According to columnist Cary Carr, cheaters shouldn’t get second chances at love.
Nothing is worse than that goose bump-inducing, hair-pulling, completely nauseating feeling that comes right before your heart drops to your stomach and utter disbelief sets in.
That’s how I felt the second I found out I was cheated on, and it seems many young adults can relate. We’re at an age when parties, clubs and bars are brewing with temptation, and a committed relationship can seem more like a chore than a choice.
I have heard polar-opposite opinions on the cheating epidemic. On one hand, people argue that we’re young college students, and the concept of fidelity is only applicable to married couples or fully matured adults. On the other hand, some claim even a quick peck on the cheek can be considered cheating.
Regardless, the sting burns the same, and being a victim of a cheater’s two-timing ways can forever damage someone’s trust. I would know.
I fell in love for the first time toward the end of high school. My ex was the most genuine, kind-hearted guy. But when he had me convinced that he would “never do anything to hurt me,” I discovered the truth.
Six months into our relationship, I found a message on his Facebook from “the other woman,” which described how wonderful their little affair had been. I admit, I should not have been snooping, and honestly, I don’t know why I was – I wasn’t suspicious at the time.
I reread the message five times before I could wrap my brain around it. I felt so naïve, like I should have been able to catch a warning sign or use common sense. But this self-pity and regret soon transformed into unadulterated anger, and unfortunately, my soon-to-be ex was on his way to my house.

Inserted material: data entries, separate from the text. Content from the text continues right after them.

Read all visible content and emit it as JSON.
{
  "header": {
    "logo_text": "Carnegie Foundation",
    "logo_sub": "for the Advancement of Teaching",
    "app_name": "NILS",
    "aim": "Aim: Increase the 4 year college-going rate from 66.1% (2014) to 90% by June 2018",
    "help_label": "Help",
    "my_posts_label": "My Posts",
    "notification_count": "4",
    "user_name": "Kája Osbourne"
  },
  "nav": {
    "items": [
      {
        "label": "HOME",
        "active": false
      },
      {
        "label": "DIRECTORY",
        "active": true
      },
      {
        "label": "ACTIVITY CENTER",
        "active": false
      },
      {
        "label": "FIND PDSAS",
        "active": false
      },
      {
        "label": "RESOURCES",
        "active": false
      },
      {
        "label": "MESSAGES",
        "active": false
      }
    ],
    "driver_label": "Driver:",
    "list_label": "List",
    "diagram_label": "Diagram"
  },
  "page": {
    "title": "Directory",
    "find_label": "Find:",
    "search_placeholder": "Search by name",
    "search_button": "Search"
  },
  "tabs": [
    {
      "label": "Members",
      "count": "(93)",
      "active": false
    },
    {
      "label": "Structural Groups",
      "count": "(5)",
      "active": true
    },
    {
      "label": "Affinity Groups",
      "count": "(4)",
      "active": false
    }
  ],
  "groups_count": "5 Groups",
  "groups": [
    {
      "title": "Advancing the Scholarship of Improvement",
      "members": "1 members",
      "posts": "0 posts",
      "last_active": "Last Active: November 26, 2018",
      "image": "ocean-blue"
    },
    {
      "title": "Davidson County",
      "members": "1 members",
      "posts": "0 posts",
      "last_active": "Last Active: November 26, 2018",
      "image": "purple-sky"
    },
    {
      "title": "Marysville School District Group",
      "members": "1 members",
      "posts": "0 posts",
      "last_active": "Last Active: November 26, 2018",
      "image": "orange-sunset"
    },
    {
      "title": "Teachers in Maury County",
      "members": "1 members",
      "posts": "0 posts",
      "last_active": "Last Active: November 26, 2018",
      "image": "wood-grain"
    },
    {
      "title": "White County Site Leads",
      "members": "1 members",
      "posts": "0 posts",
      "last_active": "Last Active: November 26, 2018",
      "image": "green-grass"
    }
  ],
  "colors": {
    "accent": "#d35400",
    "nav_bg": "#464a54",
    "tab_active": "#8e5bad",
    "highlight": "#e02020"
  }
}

As he pulled into my driveway, I ran to the car with mascara staining my face, profanities flying from my mouth and little dignity left. I unsuccessfully threw a few punches and disregarded the neighbors who were watching.
He denied the whole thing and claimed it was a “misunderstanding,” until he realized I had proof. He then resorted to crying, too, and begged, promising it would never happen again.
If I could go back, I would have reacted differently. I would have calmly explained to him what I discovered and politely told him to find a new girlfriend – one who would put up with disrespect and six months worth of lies. But I didn’t.
Instead, I took him back, and six months later, he cheated again.
I wish I could say I left him and moved on, but it is never that easy. This incident only led to the downward spiral of our relationship and his eventual end of things, for good.
This does not say a lot for my judgment or emotional strength, but I am proud to say I have already survived my first heartbreak, and it made me see the light at the end of a nightmarish romance.
I now refuse to trust people until they’ve earned it. I’m not going all bitter ex-girlfriend on society and discrediting true love – I just acknowledge that not everyone is worthy of my trust and dedication, and those who are will prove it with time.
I also promised myself I would never cheat. It’s not as though I considered it in the past, but after being scorched by disloyalty, I know I could never put someone through the same thing.
If I am in a relationship, I am dedicated to it, and if I’m tempted to cheat, then the relationship should probably end.
But the most important thing I learned was to be understanding of other people’s situations and to never judge someone else’s decision.
I did not make the best decision, and I understand I should have had the courage to leave my ex and stand strong, but I didn’t. I was in love, and I didn’t want to believe it happened.
My friends judged my decision harshly, so when the same thing happened to one of them, I gave her my advice, but I also held her hand and told her I supported her and only wanted her to be happy.
And that’s what I really needed – not a lecture on being strong or finding some self-respect.
I am not going to lie and say I wouldn’t take that relationship back. Of course I would, and I would change a lot of my decisions. But the best way to pay back all those two-timing scumbags is to take the heartbreak they cause and twist it into self-discovery and confidence.
Cary Carr can be reached at email@example.com.